Starring: Manoj Bajpayee, Ishita Chakraborty Singh, Virat Viabhav, Abhishek Bannerjee, Santosh Juvekar
Directed by Devashish Makhija
Strightaway, this is a persuasive and powerful film that shouldn’t be missed by anyone who has watched any film set in the cultural-political dynamics that govern life in the Mumbai chawls. As relevant as Saeed Mirza’s Salim Langde Pe Mat Ro and N Chandra’s Ankush (the two films that are most decidedly the reference points) Bhonsle has a gut-wrenching immediacy to it.
A palpable sense of infinite injustice seeps into a world and a culture rapidly being taken over by goons. Most unexpectedly the retired cop Ganpath Bhosle (Bajpayee, in another sterling performance) takes on the role of an unlikely hero, as he protects a young Bihari girl and her kid-brother from the wrath and disdain of a political henchman who want to use the ‘Marathi Manoos’ card to send all migrant labourers back to Bihar.
The dynamics of chawl life are adeptly visualized.
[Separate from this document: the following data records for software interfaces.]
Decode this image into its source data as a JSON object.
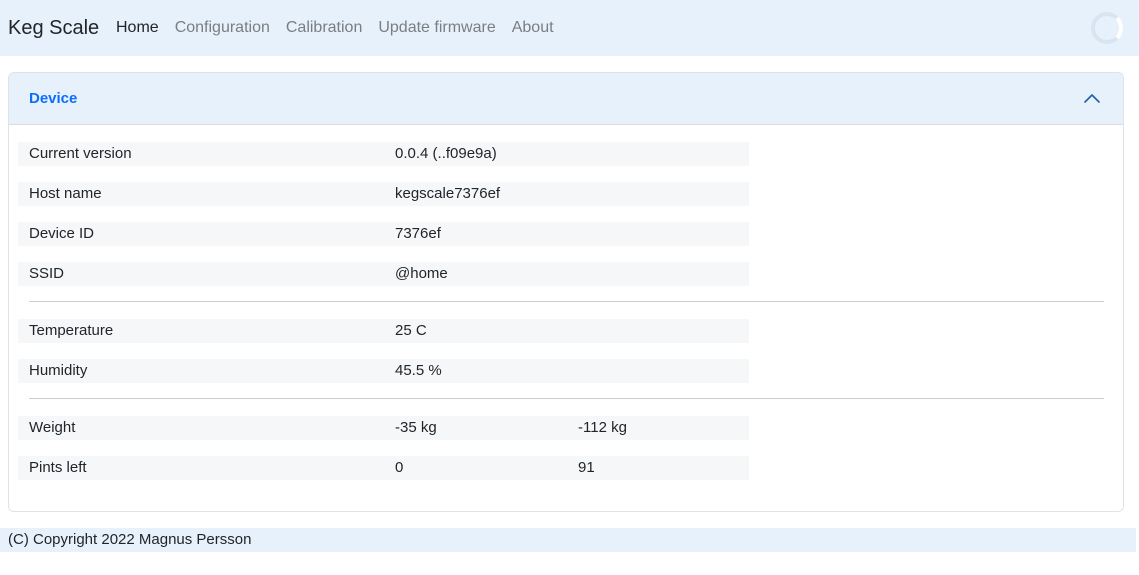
{
  "navbar": {
    "brand": "Keg Scale",
    "links": [
      "Home",
      "Configuration",
      "Calibration",
      "Update firmware",
      "About"
    ],
    "active": "Home"
  },
  "device_card": {
    "title": "Device",
    "rows": [
      {
        "label": "Current version",
        "value": "0.0.4 (..f09e9a)"
      },
      {
        "label": "Host name",
        "value": "kegscale7376ef"
      },
      {
        "label": "Device ID",
        "value": "7376ef"
      },
      {
        "label": "SSID",
        "value": "@home"
      },
      {
        "label": "Temperature",
        "value": "25 C"
      },
      {
        "label": "Humidity",
        "value": "45.5 %"
      },
      {
        "label": "Weight",
        "value": "-35 kg",
        "value2": "-112 kg"
      },
      {
        "label": "Pints left",
        "value": "0",
        "value2": "91"
      }
    ]
  },
  "footer": {
    "text": "(C) Copyright 2022 Magnus Persson"
  },
  "colors": {
    "navbar_bg": "#e7f1fb",
    "accent": "#0d6efd"
  }
}
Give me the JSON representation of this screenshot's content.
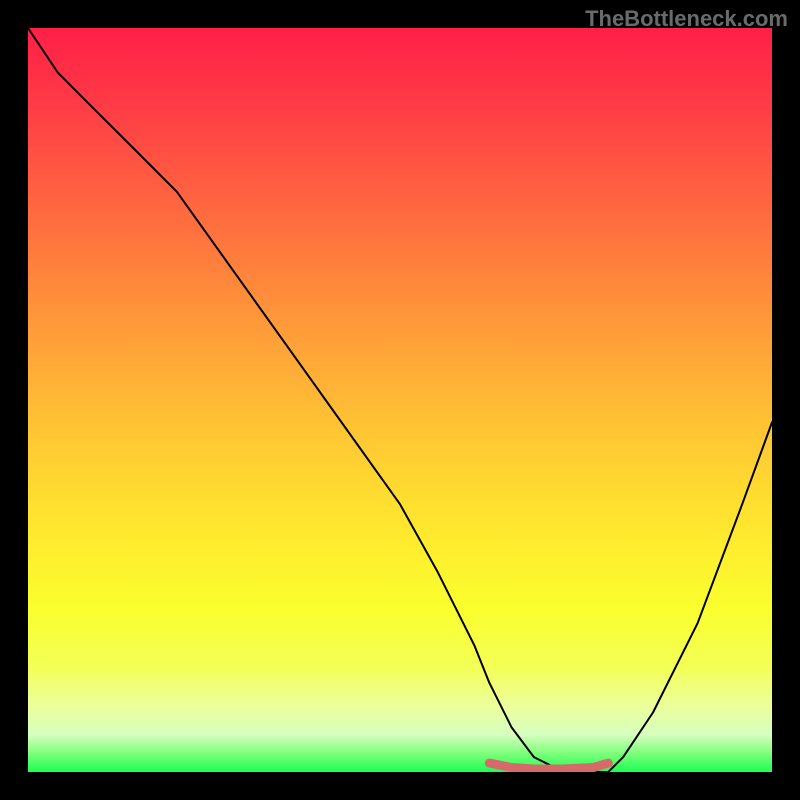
{
  "watermark": "TheBottleneck.com",
  "chart_data": {
    "type": "line",
    "title": "",
    "xlabel": "",
    "ylabel": "",
    "xlim": [
      0,
      100
    ],
    "ylim": [
      0,
      100
    ],
    "gradient_colors": {
      "top": "#ff1f47",
      "mid": "#ffe92e",
      "bottom": "#1aff55"
    },
    "series": [
      {
        "name": "bottleneck-curve",
        "color": "#000000",
        "x": [
          0,
          4,
          8,
          14,
          20,
          30,
          40,
          50,
          55,
          60,
          62,
          65,
          68,
          72,
          76,
          78,
          80,
          84,
          90,
          96,
          100
        ],
        "y": [
          100,
          94,
          90,
          84,
          78,
          64,
          50,
          36,
          27,
          17,
          12,
          6,
          2,
          0,
          0,
          0,
          2,
          8,
          20,
          36,
          47
        ]
      },
      {
        "name": "highlight-flat",
        "color": "#d66a6a",
        "x": [
          62,
          65,
          68,
          72,
          76,
          78
        ],
        "y": [
          1.2,
          0.6,
          0.4,
          0.4,
          0.6,
          1.2
        ]
      }
    ]
  }
}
Director Devashish Makhija (if you haven’t seen his previous serial killer drama Ajji then see it now ) creates an unbearable fear-driven tension in the chawl-setting as the political goon Vilas(a suitably scummy Santosh Juvekar) bullies and roughs up Bihari tenants hoping to make his political bosses happy.
There is nothing new in the dramatic tension created here between a vulnerable Bihari brother-sister duo and the local selfappointed cultural cleansers. Bajpayee‘s character of the gruff dying cop who finds a reason to live in protecting the violated siblings, is a large cliché, deconstructed and rejuvenated by Bajpayee‘s deeply nauanced pain-lashed performance. This is a man who has nothing to lose, who decides he might as well go with a bang rather than wither in his shanty room with a whimper.
The central relationship is sturdily built, and we can almost smell the stench of ground-level politics. The authentic chawl location is captured by cameraman Jimget Wanchuk with claustrophobic credibility. The crisis points in the screenplay are adroitly developed. I didn’t think much of the brutal gruesomely violent climax in a grimy bathroom cubicle where the Rambo in Bhosle comes alive. But I get it. Violence is sometimes the only solution to political bullying.
Manoj Bajpayee anchors the proceedings with a portrayal that is in many ways the opposite of a performance. No dramatic high points are created to accentuate the performance. Ishita Chakraborty Singh (reminiscent of Nisha Singh in Ankush, though far less sugary), Santosh Juvekar, Abhishek Bannerjee (the killer from Pataal Lok here playing a marginal part as an embittered migrant) and the Bihari boy Virat Vaibhav (with no acting experience) come together in a film that needed actors to not ACT.